Generation X, your moment has arrived!
As the last of the baby boomers turn 50, the first of your cohort now share that privilege. The only bad news—the oldest of you will soon lose the coveted distinction of being advertiser’s target market!
You’ve been ignored too long! Estimates are that you comprise at least 50 million Americans—perhaps more. I’ll bet you didn’t realize that.
Baby boomers made news for a variety of reasons. They were viewed as a threat to upcoming generations. A kind of media-driven class war was created between millennials and the boomer generation. Twenty-four hour cable news—always in need of a story did their part!
With a suffering economy, baby boomers were allegedly going to take jobs away from young people and be a drain on the nation’s resources as they began to collect the Social Security to which they were entitled.
Little did the prognosticators realize that at seventy-six million strong, they were and still are keeping the economy strong and thriving.
So are members of Generation X. You are Doers!
Somewhere along the way, your age cohort slipped through the cracks. Not much attention was paid you. That’s great. Labels often do more harm than good.
You’re not encumbered with generational expectations. At present, no one is suggesting you be put on an ice-floe and sent on your way. Let’s face it—you’re being ignored. Rejoice, that’s a good thing.
What a unique position. As Boomers slowly—oh so slowly—move off into the sunset, you are poised to assume leadership and serve as role models and mentors to the millenials who nip at your heels.
There are those who have said that Generation X isn’t known for possessing special or valuable qualities. They didn’t grow up during the turbulent ’60’s and there weren’t as many social issues over which to become involved.

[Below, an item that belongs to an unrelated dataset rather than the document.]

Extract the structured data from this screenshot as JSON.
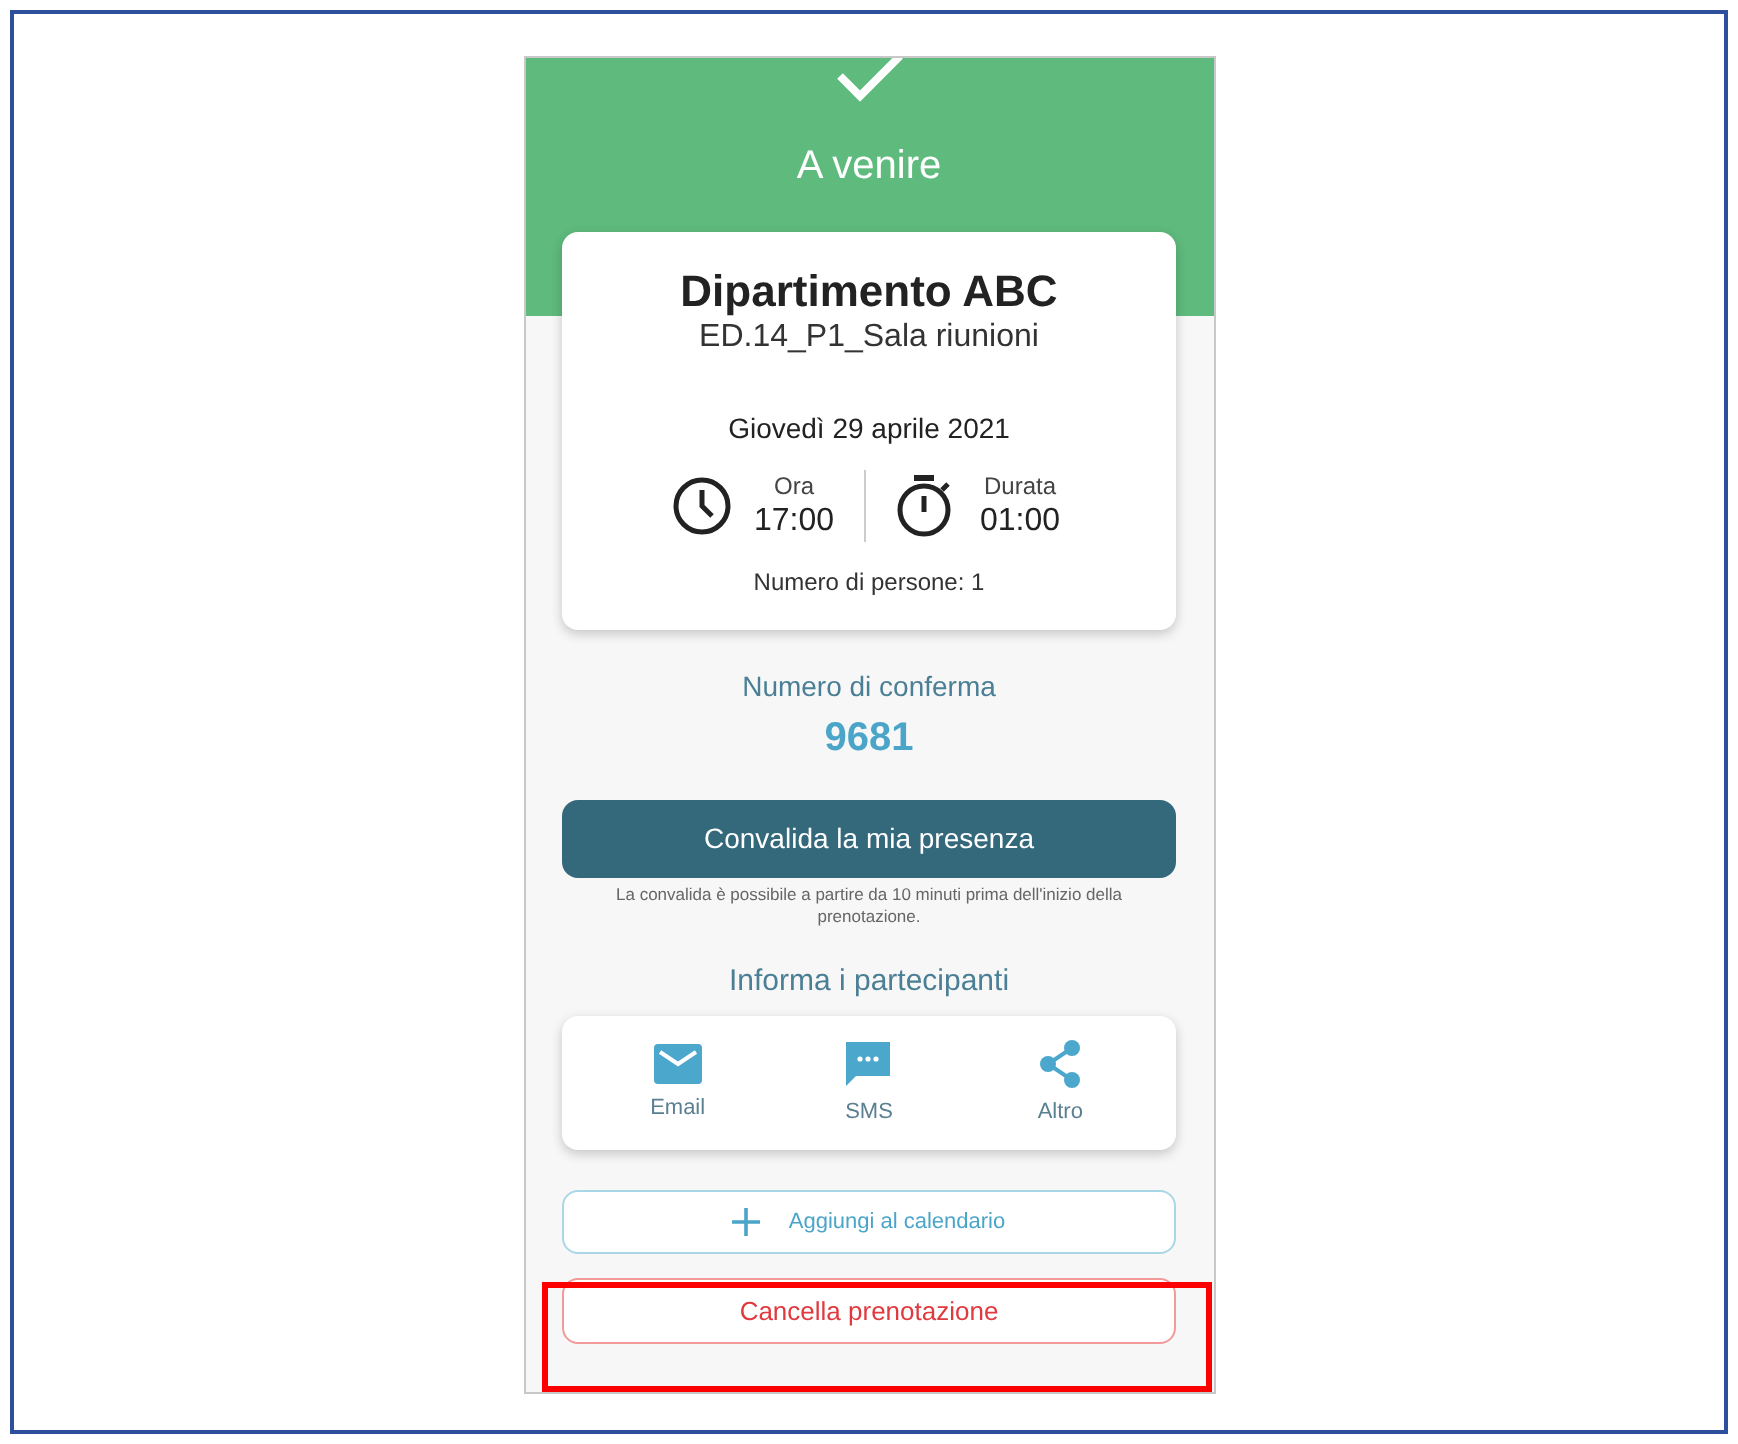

I guess Roe V. Wade is an insignificant part of Americana. Young when it was passed, you grew up with the ramifications and made your views known. You witnessed the end of The Vietnam Action and were impacted and informed by its legacy.
John Lennon was assassinated while an attempt was made on the life of President Ronald Reagan. The Watergate scandal broke when you were young.
You persevered through a cultural hail storm that was to alter America’s landscape forever. You realized that not all change comes through protest. You watched, listened, learned—and were always open to new and exciting experiences.
All in the Family, The Jeffersons, Sanford and Son, Mash, Maude and Chico and the Man ushered in a new era of edgy TV programming. You supported it. This made a great social impact.
Many Generation Xers were teens as MTV, music videos and punk rock became household terms.
Cultural values were changing and you realized that all of us, no matter what our ethnicity, religion, background or tastes, should be treated with respect.
This is a concept your generation embraced as you helped lead the way to a more informed, kinder, tolerant and gentler world. This was no small feat.
You lived through the aging and maturing of our nation as well as the ever changing international political landscape. You witnessed and participated in America’s struggle to define its evolving role.
You’ve been caught up in the net of a changing economy that no longer offers the job stability that your grandparents experienced.
Technology first found its sea legs with your generation. Pac-Man was introduced in the U.S. just as the last Generation X babies were born. And let’s not forget that most addictive of games Pong!
You started us on our way and adopted what would become an unimaginable digital revolution.
During your youth, computers went from filling huge rooms to creating a small desktop footprint.
Had you not embraced this technology, we might never have enjoyed the ability to stop talking to our kids and simply text them.
Virtually every member of your generation remembers exactly where they were on September 11, 2001.
Many of you make up our governmental leaders. But you might not want to take too much credit for this with Congress at the lowest approval rate in history. It’s not too late to take action. Get moving!
Whether one was born in 1965, 1980, 1955, 1930 or 1995, we’re all members of a unique society. Humankind!
As we look at the sea of change that lies before us, it’s more important than ever to work together as one group, not divergent generational cohorts that have been defined by scholars, politicians and marketers.
Let no one drive an inter-generational wedge that only serves to derail progress.
If ever there was a time our country is in need of change, it’s now.
Address the problems our nation faces head on. Eradicate poverty—you can make it happen. Work to eliminate genocide from the international stage. Don’t accept villainy—no matter the source.
Let all of Generation X and every other individual regardless of age work together to create lives that are productive, meaningful and filled with joy and laughter.
Spend quality time with your children, parents and grandparents. Enjoy the bonds of friendship forged in your early years. Look for reasons to rejoice. Make every effort to reduce stress and worry less.
Engage in mindfulness so that you may appreciate and savor the moment in which you live. Seek fulfillment and pleasure in all you do and share it with others.
A final note to members of Generation X: Science is increasing our life expectancy by leaps and bounds. Plan on being around a very long time.
Have fun, laugh, be charitable, spread joy and most of all enjoy life!
Here’s a short scene from 1972’s #1 Box Office Hit:
This article originally appeared at The Huffington Post. Reprinted with permission.
Photo courtesy of Adrianna Bach